Genus Name Meaning:
Named for Asklepios, Greek god of medicine
Species Name Meaning:
having swellings or knots referring to roots
Plant life form: Perennial
Height: 3-9 dm
Species description: Flower color ranges from a deep red-orange to yellow. Flowers bloom from May to August.
"Species description: Erect perennial herb with few to several stems branching only in the inflorescence. Leaves are simple and mostly alternate. The stems and leaves are covered with long, soft hairs."
Range in Kansas: Eastern two-thirds of the state.
"Edible uses: Roots can be boiled and eaten; young shoots cooked like asparagus. Young seed pods can be cooked. Flowers can be boiled to make syrup. In hot summers, nectar crystallizes into small lumps; can be eaten like candy."
"Medicinal Uses: Root most commonly used for bronchial and pulmonary problems and pleurisy, since it contains a vagus nerve stimulant which causes expectoration and bronchial dilation. Tea made from roots used to induce vomiting, as a laxative, and for internal bleeding."
Other uses: Fibers from stems can be used in twine or clothing. Seed fibers can be used to stuff pillows or combined with other materials to make cloth. Seed fibers used in life jackets because of water-repellent ability.
Notes: Flowers attract butterflies and other insects.
Warnings: POISONOUS--Large quantities can cause vomiting and diarrhea and can be poisonous. Poisonous to livestock.
"Cultivation: Drought-tolerant. Grows best in poor, dry, sandy or gravelly soil in full sun."
"Propagation: Seed--plant in fall, may take 2-3 years to bloom.
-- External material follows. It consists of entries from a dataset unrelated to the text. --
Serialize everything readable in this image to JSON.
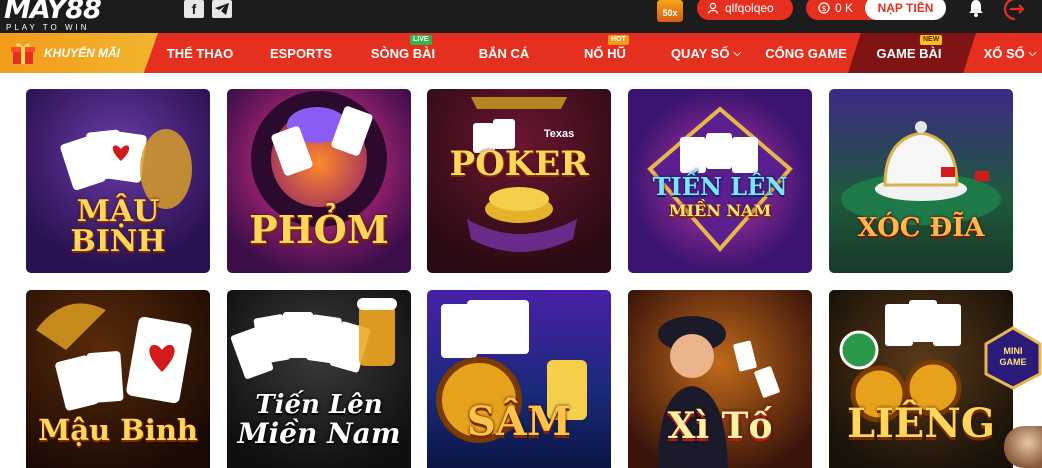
{
  "header": {
    "logo_main": "MAY88",
    "logo_tagline": "PLAY TO WIN",
    "promo_badge": "50x",
    "username": "qlfqolqeo",
    "balance": "0 K",
    "deposit_label": "NẠP TIỀN"
  },
  "nav": {
    "promo_label": "KHUYẾN MÃI",
    "items": [
      {
        "label": "THỂ THAO",
        "badge": ""
      },
      {
        "label": "ESPORTS",
        "badge": ""
      },
      {
        "label": "SÒNG BÀI",
        "badge": "LIVE"
      },
      {
        "label": "BẮN CÁ",
        "badge": ""
      },
      {
        "label": "NỔ HŨ",
        "badge": "HOT"
      },
      {
        "label": "QUAY SỐ",
        "badge": ""
      },
      {
        "label": "CỔNG GAME",
        "badge": ""
      },
      {
        "label": "GAME BÀI",
        "badge": "NEW"
      },
      {
        "label": "XỔ SỐ",
        "badge": ""
      }
    ]
  },
  "games": [
    {
      "label_line1": "MẬU",
      "label_line2": "BINH",
      "theme": "purple"
    },
    {
      "label_line1": "PHỎM",
      "label_line2": "",
      "theme": "violet"
    },
    {
      "label_line1": "Texas",
      "label_line2": "POKER",
      "theme": "wine"
    },
    {
      "label_line1": "TIẾN LÊN",
      "label_line2": "MIỀN NAM",
      "theme": "stage"
    },
    {
      "label_line1": "XÓC ĐĨA",
      "label_line2": "",
      "theme": "arena"
    },
    {
      "label_line1": "Mậu Binh",
      "label_line2": "",
      "theme": "dark"
    },
    {
      "label_line1": "Tiến Lên",
      "label_line2": "Miền Nam",
      "theme": "dark"
    },
    {
      "label_line1": "SÂM",
      "label_line2": "",
      "theme": "blue"
    },
    {
      "label_line1": "Xì Tố",
      "label_line2": "",
      "theme": "amber"
    },
    {
      "label_line1": "LIÊNG",
      "label_line2": "",
      "theme": "green"
    }
  ],
  "mini_game_badge": "MINI GAME",
  "colors": {
    "header_bg": "#1c1c1c",
    "nav_bg": "#e5301f",
    "nav_active": "#801414",
    "promo_bg": "#f39b1b",
    "label_gold": "#ffd65a"
  }
}
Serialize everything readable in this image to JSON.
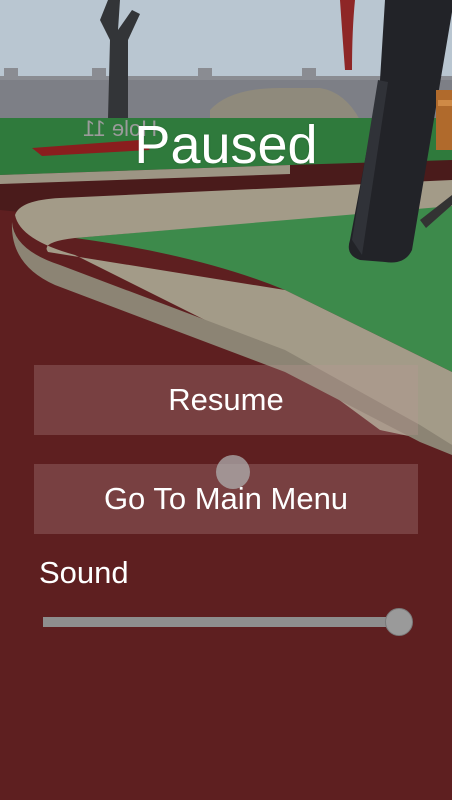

May self-seed. Division--not very successful. Cuttings--basal shoots taken in late spring."